Lots of movement in the UK’s transport sector this morning: Deutsche Bahn, the German state-backed travel operator, has agreed to buy UK bus and train company Arriva for the bargain price of £1.6bn. The deal will create Europe’s largest passenger transport group, which is expected to have a combined worth of £16bn, transporting around 10 million passengers a day. Crikey.
Deutsche Bahn will pay 775p a share for Arriva, up from its original bid last month of 700p a share. Sunderland-based Arriva is pretty busy these days – not only does it operate commuter services in big cities, it also runs the CrossCountry train network, which was run by Virgin up until a few years ago.
This isn’t Deutsche Bahn’s first foray into the UK market - as well as its domestic operations in Germany, it already runs Chiltern Railways and rail freight services in the UK. Those who believe that a bit of Teutonic rigour could be just what the UK rail system needs will note with approval that the Chiltern line is one of the best run in the country(is it entirely coincidental that it’s the line which Network Rail boss Iain Coucher uses?).

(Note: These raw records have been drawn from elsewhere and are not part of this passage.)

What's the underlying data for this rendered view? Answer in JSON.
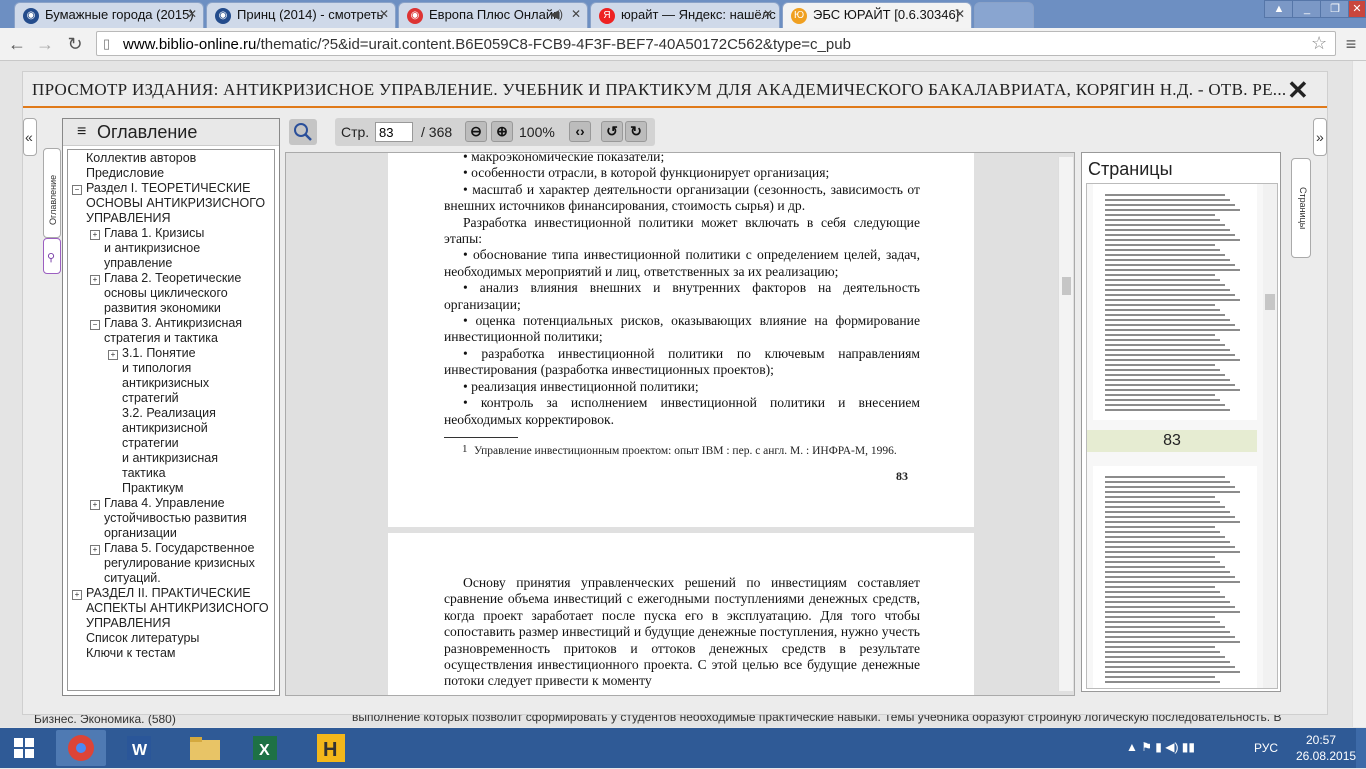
{
  "browser": {
    "tabs": [
      {
        "title": "Бумажные города (2015)",
        "active": false
      },
      {
        "title": "Принц (2014) - смотреть",
        "active": false
      },
      {
        "title": "Европа Плюс Онлайн",
        "active": false
      },
      {
        "title": "юрайт — Яндекс: нашёлс",
        "active": false
      },
      {
        "title": "ЭБС ЮРАЙТ [0.6.30346]",
        "active": true
      }
    ],
    "url_host": "www.biblio-online.ru",
    "url_path": "/thematic/?5&id=urait.content.B6E059C8-FCB9-4F3F-BEF7-40A50172C562&type=c_pub"
  },
  "viewer": {
    "title": "ПРОСМОТР ИЗДАНИЯ: АНТИКРИЗИСНОЕ УПРАВЛЕНИЕ. УЧЕБНИК И ПРАКТИКУМ ДЛЯ АКАДЕМИЧЕСКОГО БАКАЛАВРИАТА, КОРЯГИН Н.Д. - ОТВ. РЕ...",
    "close_glyph": "✕",
    "left_tab_label": "Оглавление",
    "right_tab_label": "Страницы",
    "collapse_left": "«",
    "collapse_right": "»",
    "toc_title": "Оглавление",
    "pager": {
      "page_label": "Стр.",
      "current_page": "83",
      "total": "/ 368",
      "zoom": "100%"
    },
    "toc_items": [
      {
        "label": "Коллектив авторов",
        "toggle": ""
      },
      {
        "label": "Предисловие",
        "toggle": ""
      },
      {
        "label": "Раздел I. ТЕОРЕТИЧЕСКИЕ\nОСНОВЫ АНТИКРИЗИСНОГО\nУПРАВЛЕНИЯ",
        "toggle": "−"
      },
      {
        "label": "Глава 1. Кризисы\nи антикризисное\nуправление",
        "toggle": "+"
      },
      {
        "label": "Глава 2. Теоретические\nосновы циклического\nразвития экономики",
        "toggle": "+"
      },
      {
        "label": "Глава 3. Антикризисная\nстратегия и тактика",
        "toggle": "−"
      },
      {
        "label": "3.1. Понятие\nи типология\nантикризисных\nстратегий",
        "toggle": "+"
      },
      {
        "label": "3.2. Реализация\nантикризисной\nстратегии\nи антикризисная\nтактика\nПрактикум",
        "toggle": ""
      },
      {
        "label": "Глава 4. Управление\nустойчивостью развития\nорганизации",
        "toggle": "+"
      },
      {
        "label": "Глава 5. Государственное\nрегулирование кризисных\nситуаций.",
        "toggle": "+"
      },
      {
        "label": "РАЗДЕЛ II. ПРАКТИЧЕСКИЕ\nАСПЕКТЫ АНТИКРИЗИСНОГО\nУПРАВЛЕНИЯ",
        "toggle": "+"
      },
      {
        "label": "Список литературы",
        "toggle": ""
      },
      {
        "label": "Ключи к тестам",
        "toggle": ""
      }
    ],
    "page83": {
      "lines": [
        "•  макроэкономические показатели;",
        "•  особенности отрасли, в которой функционирует организация;",
        "•  масштаб и характер деятельности организации (сезонность, зависимость от внешних источников финансирования, стоимость сырья) и др.",
        "Разработка инвестиционной политики может включать в себя следующие этапы:",
        "•  обоснование типа инвестиционной политики с определением целей, задач, необходимых мероприятий и лиц, ответственных за их реализацию;",
        "•  анализ влияния внешних и внутренних факторов на деятельность организации;",
        "•  оценка потенциальных рисков, оказывающих влияние на формирование инвестиционной политики;",
        "•  разработка инвестиционной политики по ключевым направлениям инвестирования (разработка инвестиционных проектов);",
        "•  реализация инвестиционной политики;",
        "•  контроль за исполнением инвестиционной политики и внесением необходимых корректировок."
      ],
      "footnote_mark": "1",
      "footnote": "Управление инвестиционным проектом: опыт IBM : пер. с англ. М. : ИНФРА-М, 1996.",
      "page_number": "83"
    },
    "page84_text": "Основу принятия управленческих решений по инвестициям составляет сравнение объема инвестиций с ежегодными поступлениями денежных средств, когда проект заработает после пуска его в эксплуатацию. Для того чтобы сопоставить размер инвестиций и будущие денежные поступления, нужно учесть разновременность притоков и оттоков денежных средств в результате осуществления инвестиционного проекта. С этой целью все будущие денежные потоки следует привести к моменту",
    "thumb_label": "83"
  },
  "background": {
    "left_text": "Бизнес. Экономика. (580)",
    "right_text": "выполнение которых позволит сформировать у студентов необходимые практические навыки. Темы учебника образуют стройную логическую последовательность. В"
  },
  "taskbar": {
    "lang": "РУС",
    "time": "20:57",
    "date": "26.08.2015"
  },
  "colors": {
    "accent": "#e07a1a",
    "taskbar": "#2f5a96"
  }
}
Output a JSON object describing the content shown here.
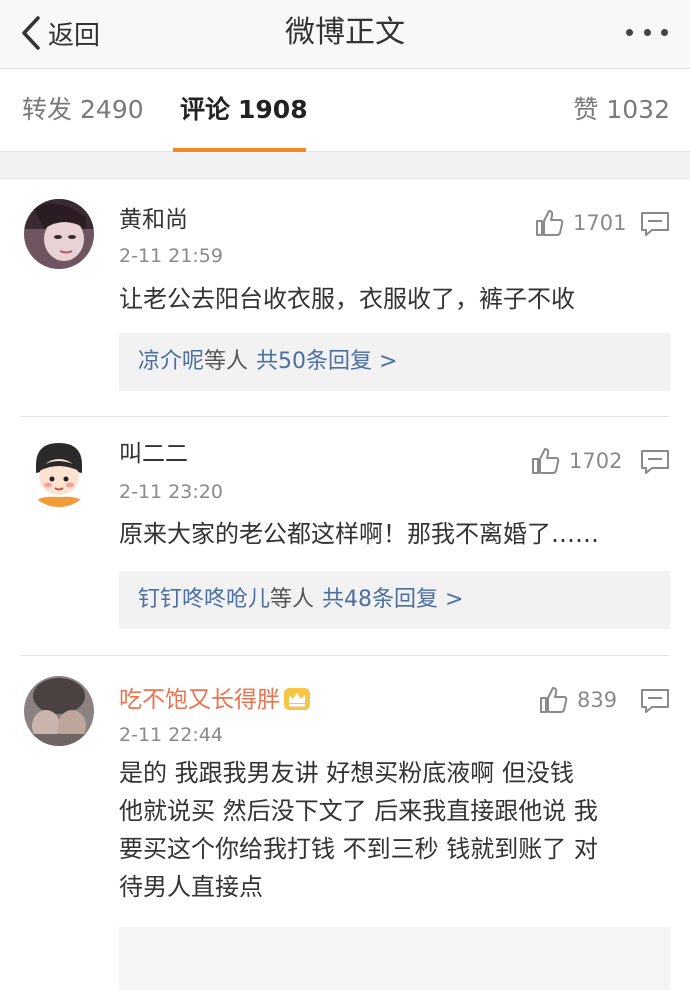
{
  "nav": {
    "back_label": "返回",
    "title": "微博正文"
  },
  "tabs": {
    "repost": {
      "label": "转发",
      "count": "2490"
    },
    "comment": {
      "label": "评论",
      "count": "1908"
    },
    "like": {
      "label": "赞",
      "count": "1032"
    }
  },
  "accent_color": "#f08a1f",
  "comments": [
    {
      "user": "黄和尚",
      "time": "2-11 21:59",
      "likes": "1701",
      "text": "让老公去阳台收衣服，衣服收了，裤子不收",
      "replies": {
        "who": "凉介呢",
        "etc": "等人",
        "count": "共50条回复 >"
      }
    },
    {
      "user": "叫二二",
      "time": "2-11 23:20",
      "likes": "1702",
      "text": "原来大家的老公都这样啊！那我不离婚了……",
      "replies": {
        "who": "钉钉咚咚呛儿",
        "etc": "等人",
        "count": "共48条回复 >"
      }
    },
    {
      "user": "吃不饱又长得胖",
      "time": "2-11 22:44",
      "likes": "839",
      "text_lines": [
        "是的 我跟我男友讲 好想买粉底液啊 但没钱",
        "他就说买 然后没下文了 后来我直接跟他说 我",
        "要买这个你给我打钱 不到三秒 钱就到账了 对",
        "待男人直接点"
      ]
    }
  ]
}
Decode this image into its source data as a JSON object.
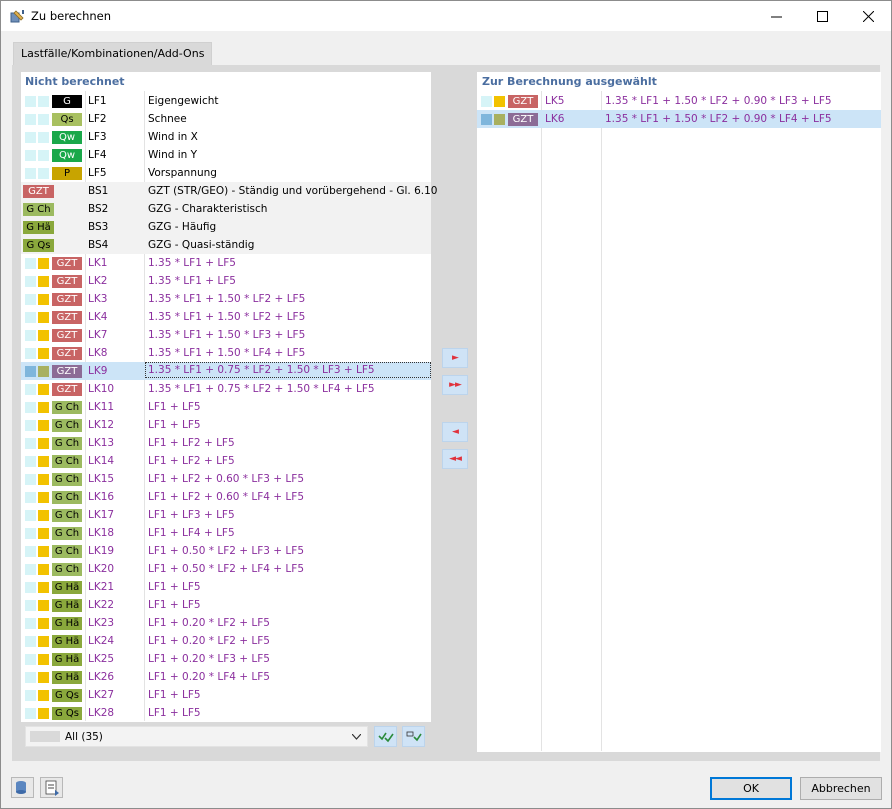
{
  "window": {
    "title": "Zu berechnen",
    "minimize": "—",
    "maximize": "☐",
    "close": "✕"
  },
  "tabs": [
    {
      "label": "Lastfälle/Kombinationen/Add-Ons"
    }
  ],
  "left": {
    "title": "Nicht berechnet",
    "rows": [
      {
        "badge": "G",
        "code": "LF1",
        "desc": "Eigengewicht",
        "type": "lf"
      },
      {
        "badge": "Qs",
        "code": "LF2",
        "desc": "Schnee",
        "type": "lf"
      },
      {
        "badge": "Qw",
        "code": "LF3",
        "desc": "Wind in X",
        "type": "lf"
      },
      {
        "badge": "Qw",
        "code": "LF4",
        "desc": "Wind in Y",
        "type": "lf"
      },
      {
        "badge": "P",
        "code": "LF5",
        "desc": "Vorspannung",
        "type": "lf"
      },
      {
        "badge": "GZT",
        "code": "BS1",
        "desc": "GZT (STR/GEO) - Ständig und vorübergehend - Gl. 6.10",
        "type": "bs"
      },
      {
        "badge": "G Ch",
        "code": "BS2",
        "desc": "GZG - Charakteristisch",
        "type": "bs"
      },
      {
        "badge": "G Hä",
        "code": "BS3",
        "desc": "GZG - Häufig",
        "type": "bs"
      },
      {
        "badge": "G Qs",
        "code": "BS4",
        "desc": "GZG - Quasi-ständig",
        "type": "bs"
      },
      {
        "badge": "GZT",
        "code": "LK1",
        "desc": "1.35 * LF1 + LF5",
        "type": "lk"
      },
      {
        "badge": "GZT",
        "code": "LK2",
        "desc": "1.35 * LF1 + LF5",
        "type": "lk"
      },
      {
        "badge": "GZT",
        "code": "LK3",
        "desc": "1.35 * LF1 + 1.50 * LF2 + LF5",
        "type": "lk"
      },
      {
        "badge": "GZT",
        "code": "LK4",
        "desc": "1.35 * LF1 + 1.50 * LF2 + LF5",
        "type": "lk"
      },
      {
        "badge": "GZT",
        "code": "LK7",
        "desc": "1.35 * LF1 + 1.50 * LF3 + LF5",
        "type": "lk"
      },
      {
        "badge": "GZT",
        "code": "LK8",
        "desc": "1.35 * LF1 + 1.50 * LF4 + LF5",
        "type": "lk"
      },
      {
        "badge": "GZT",
        "code": "LK9",
        "desc": "1.35 * LF1 + 0.75 * LF2 + 1.50 * LF3 + LF5",
        "type": "lk",
        "selected": true
      },
      {
        "badge": "GZT",
        "code": "LK10",
        "desc": "1.35 * LF1 + 0.75 * LF2 + 1.50 * LF4 + LF5",
        "type": "lk"
      },
      {
        "badge": "G Ch",
        "code": "LK11",
        "desc": "LF1 + LF5",
        "type": "lk"
      },
      {
        "badge": "G Ch",
        "code": "LK12",
        "desc": "LF1 + LF5",
        "type": "lk"
      },
      {
        "badge": "G Ch",
        "code": "LK13",
        "desc": "LF1 + LF2 + LF5",
        "type": "lk"
      },
      {
        "badge": "G Ch",
        "code": "LK14",
        "desc": "LF1 + LF2 + LF5",
        "type": "lk"
      },
      {
        "badge": "G Ch",
        "code": "LK15",
        "desc": "LF1 + LF2 + 0.60 * LF3 + LF5",
        "type": "lk"
      },
      {
        "badge": "G Ch",
        "code": "LK16",
        "desc": "LF1 + LF2 + 0.60 * LF4 + LF5",
        "type": "lk"
      },
      {
        "badge": "G Ch",
        "code": "LK17",
        "desc": "LF1 + LF3 + LF5",
        "type": "lk"
      },
      {
        "badge": "G Ch",
        "code": "LK18",
        "desc": "LF1 + LF4 + LF5",
        "type": "lk"
      },
      {
        "badge": "G Ch",
        "code": "LK19",
        "desc": "LF1 + 0.50 * LF2 + LF3 + LF5",
        "type": "lk"
      },
      {
        "badge": "G Ch",
        "code": "LK20",
        "desc": "LF1 + 0.50 * LF2 + LF4 + LF5",
        "type": "lk"
      },
      {
        "badge": "G Hä",
        "code": "LK21",
        "desc": "LF1 + LF5",
        "type": "lk"
      },
      {
        "badge": "G Hä",
        "code": "LK22",
        "desc": "LF1 + LF5",
        "type": "lk"
      },
      {
        "badge": "G Hä",
        "code": "LK23",
        "desc": "LF1 + 0.20 * LF2 + LF5",
        "type": "lk"
      },
      {
        "badge": "G Hä",
        "code": "LK24",
        "desc": "LF1 + 0.20 * LF2 + LF5",
        "type": "lk"
      },
      {
        "badge": "G Hä",
        "code": "LK25",
        "desc": "LF1 + 0.20 * LF3 + LF5",
        "type": "lk"
      },
      {
        "badge": "G Hä",
        "code": "LK26",
        "desc": "LF1 + 0.20 * LF4 + LF5",
        "type": "lk"
      },
      {
        "badge": "G Qs",
        "code": "LK27",
        "desc": "LF1 + LF5",
        "type": "lk"
      },
      {
        "badge": "G Qs",
        "code": "LK28",
        "desc": "LF1 + LF5",
        "type": "lk"
      }
    ],
    "filter": {
      "value": "All (35)"
    }
  },
  "right": {
    "title": "Zur Berechnung ausgewählt",
    "rows": [
      {
        "badge": "GZT",
        "code": "LK5",
        "desc": "1.35 * LF1 + 1.50 * LF2 + 0.90 * LF3 + LF5",
        "type": "lk"
      },
      {
        "badge": "GZT",
        "code": "LK6",
        "desc": "1.35 * LF1 + 1.50 * LF2 + 0.90 * LF4 + LF5",
        "type": "lk",
        "selected": true
      }
    ]
  },
  "transfer": {
    "add_one": "►",
    "add_all": "►►",
    "remove_one": "◄",
    "remove_all": "◄◄"
  },
  "footer": {
    "ok": "OK",
    "cancel": "Abbrechen"
  },
  "colors": {
    "G": "#000000",
    "Qs": "#a8c060",
    "Qw": "#1aa84a",
    "P": "#c8a400",
    "GZT": "#c86464",
    "G Ch": "#9cba60",
    "G Hä": "#8aa83c",
    "G Qs": "#8aa83c",
    "selection": "#cce4f7",
    "purple": "#8b2f9e",
    "accent": "#4b6ea0"
  }
}
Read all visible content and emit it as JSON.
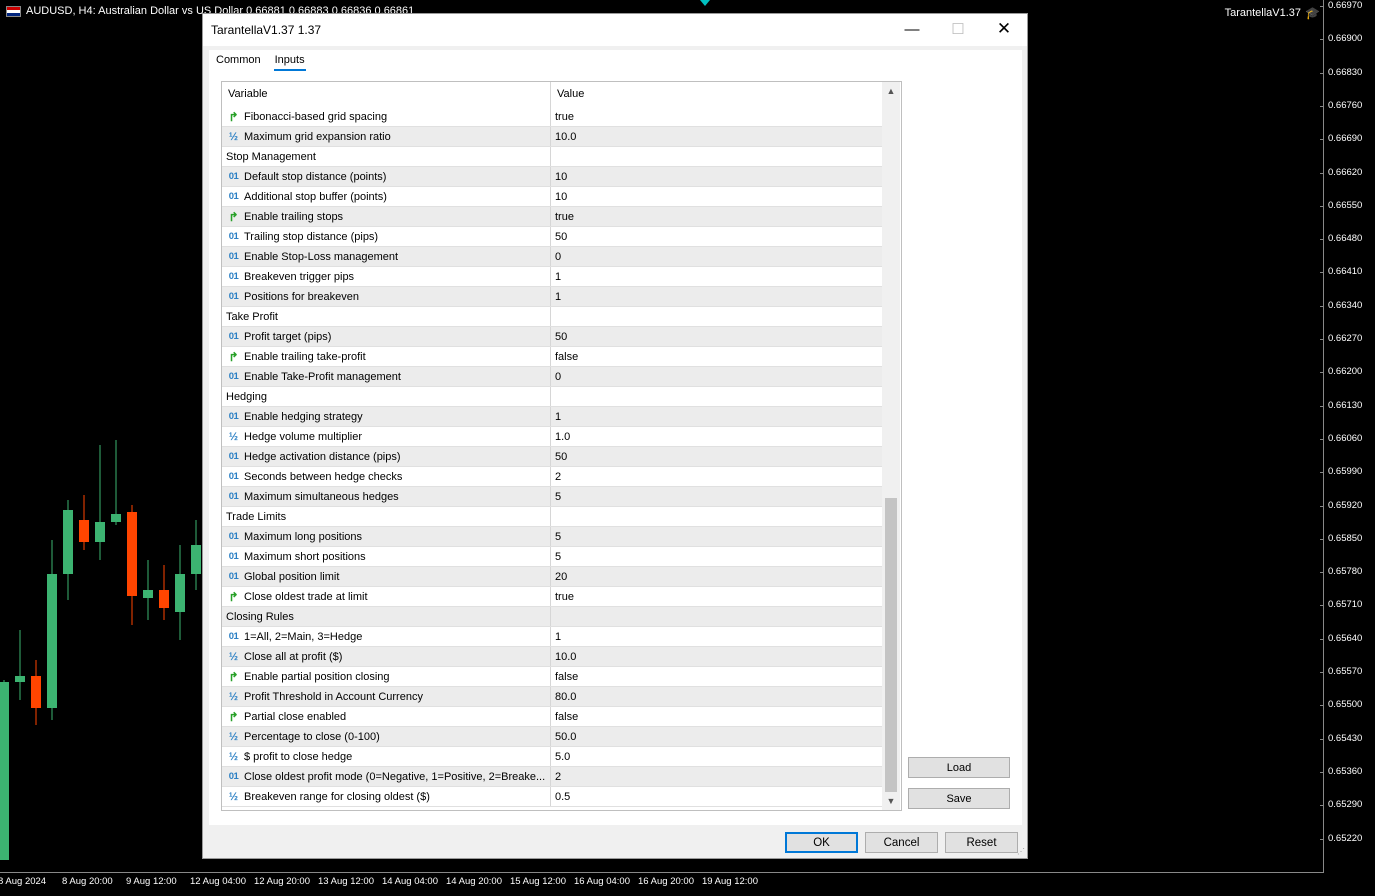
{
  "chart": {
    "title": "AUDUSD, H4:  Australian Dollar vs US Dollar  0.66881 0.66883 0.66836 0.66861",
    "expert_label": "TarantellaV1.37",
    "price_labels": [
      "0.66970",
      "0.66900",
      "0.66830",
      "0.66760",
      "0.66690",
      "0.66620",
      "0.66550",
      "0.66480",
      "0.66410",
      "0.66340",
      "0.66270",
      "0.66200",
      "0.66130",
      "0.66060",
      "0.65990",
      "0.65920",
      "0.65850",
      "0.65780",
      "0.65710",
      "0.65640",
      "0.65570",
      "0.65500",
      "0.65430",
      "0.65360",
      "0.65290",
      "0.65220"
    ],
    "time_labels": [
      "8 Aug 2024",
      "8 Aug 20:00",
      "9 Aug 12:00",
      "12 Aug 04:00",
      "12 Aug 20:00",
      "13 Aug 12:00",
      "14 Aug 04:00",
      "14 Aug 20:00",
      "15 Aug 12:00",
      "16 Aug 04:00",
      "16 Aug 20:00",
      "19 Aug 12:00"
    ],
    "bull_color": "#3cb371",
    "bear_color": "#ff4500"
  },
  "dialog": {
    "title": "TarantellaV1.37 1.37",
    "tabs": [
      "Common",
      "Inputs"
    ],
    "active_tab": "Inputs",
    "columns": {
      "variable": "Variable",
      "value": "Value"
    },
    "rows": [
      {
        "type": "bool",
        "name": "Fibonacci-based grid spacing",
        "value": "true"
      },
      {
        "type": "dbl",
        "name": "Maximum grid expansion ratio",
        "value": "10.0"
      },
      {
        "type": "section",
        "name": "Stop Management",
        "value": ""
      },
      {
        "type": "int",
        "name": "Default stop distance (points)",
        "value": "10"
      },
      {
        "type": "int",
        "name": "Additional stop buffer (points)",
        "value": "10"
      },
      {
        "type": "bool",
        "name": "Enable trailing stops",
        "value": "true"
      },
      {
        "type": "int",
        "name": "Trailing stop distance (pips)",
        "value": "50"
      },
      {
        "type": "int",
        "name": "Enable Stop-Loss management",
        "value": "0"
      },
      {
        "type": "int",
        "name": "Breakeven trigger pips",
        "value": "1"
      },
      {
        "type": "int",
        "name": "Positions for breakeven",
        "value": "1"
      },
      {
        "type": "section",
        "name": "Take Profit",
        "value": ""
      },
      {
        "type": "int",
        "name": "Profit target (pips)",
        "value": "50"
      },
      {
        "type": "bool",
        "name": "Enable trailing take-profit",
        "value": "false"
      },
      {
        "type": "int",
        "name": "Enable Take-Profit management",
        "value": "0"
      },
      {
        "type": "section",
        "name": "Hedging",
        "value": ""
      },
      {
        "type": "int",
        "name": "Enable hedging strategy",
        "value": "1"
      },
      {
        "type": "dbl",
        "name": "Hedge volume multiplier",
        "value": "1.0"
      },
      {
        "type": "int",
        "name": "Hedge activation distance (pips)",
        "value": "50"
      },
      {
        "type": "int",
        "name": "Seconds between hedge checks",
        "value": "2"
      },
      {
        "type": "int",
        "name": "Maximum simultaneous hedges",
        "value": "5"
      },
      {
        "type": "section",
        "name": "Trade Limits",
        "value": ""
      },
      {
        "type": "int",
        "name": "Maximum long positions",
        "value": "5"
      },
      {
        "type": "int",
        "name": "Maximum short positions",
        "value": "5"
      },
      {
        "type": "int",
        "name": "Global position limit",
        "value": "20"
      },
      {
        "type": "bool",
        "name": "Close oldest trade at limit",
        "value": "true"
      },
      {
        "type": "section",
        "name": "Closing Rules",
        "value": ""
      },
      {
        "type": "int",
        "name": " 1=All, 2=Main, 3=Hedge",
        "value": "1"
      },
      {
        "type": "dbl",
        "name": "Close all at profit ($)",
        "value": "10.0"
      },
      {
        "type": "bool",
        "name": "Enable partial position closing",
        "value": "false"
      },
      {
        "type": "dbl",
        "name": "Profit Threshold in Account Currency",
        "value": "80.0"
      },
      {
        "type": "bool",
        "name": "Partial close enabled",
        "value": "false"
      },
      {
        "type": "dbl",
        "name": "Percentage to close (0-100)",
        "value": "50.0"
      },
      {
        "type": "dbl",
        "name": "$ profit to close hedge",
        "value": "5.0"
      },
      {
        "type": "int",
        "name": "Close oldest profit mode (0=Negative, 1=Positive, 2=Breake...",
        "value": "2"
      },
      {
        "type": "dbl",
        "name": "Breakeven range for closing oldest ($)",
        "value": "0.5"
      }
    ],
    "buttons": {
      "load": "Load",
      "save": "Save",
      "ok": "OK",
      "cancel": "Cancel",
      "reset": "Reset"
    },
    "icons": {
      "int": "01",
      "bool": "↱",
      "dbl": "½"
    }
  }
}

Nor does Arriva only serve UK customers. In fact its European arm (it operates in 12 European countries) is what made it such an appealing target for Deutsche Bahn in the first place.
European expansion is what seems to be at the forefront of Deutsche Bahn chief exec Rudiger Grube’s mind, as he announced today that he hopes the deal will ‘strengthen Deutsche Bahn’s strategic positioning in Europe, principally through Arriva’s successful targeting of Europe’s increasingly liberalised and fast growing transport markets which are of strategic interest to Deutsche Bahn.’ Phew, got all that? Sounds like a station PA announcement.
He also said that: ‘Arriva will give Deutsche Bahn the platform [geddit?] to expand in Europe and enhance its position as one of Europe’s leading passenger transport groups.’
Naturally, not everybody is onboard with the sale. Coming as it does so soon after the Cadbury/Kraft deal, there is bound to be criticism that here is another successful British company being flogged off cheap to a foreign rival. Especialy since the buyer is effectively the German government...
But, in the transport sector as elsewhere, the time for such complaints is past – we are where we are and this deal could be good news for customers and staff alike: Grube has already said that this ‘is a merger for growth, sustainability and profitability’ and therefore he hopes to ‘create workforce rather than reduce workforce’.
A statement which Arriva workers’ oppos over at Network Rail – where 500 jobs losses have just been announced – might view with envy.
In today's bulletin:
Borrowing hits record high, but could boost Labour...
Ryanair first as O'Leary backs down
Punctual Deutsche Bahn punches Arriva's ticket for £1.6bn
No more bribes, say foreign firms in Russia
Pearl & Dean: the reel deal?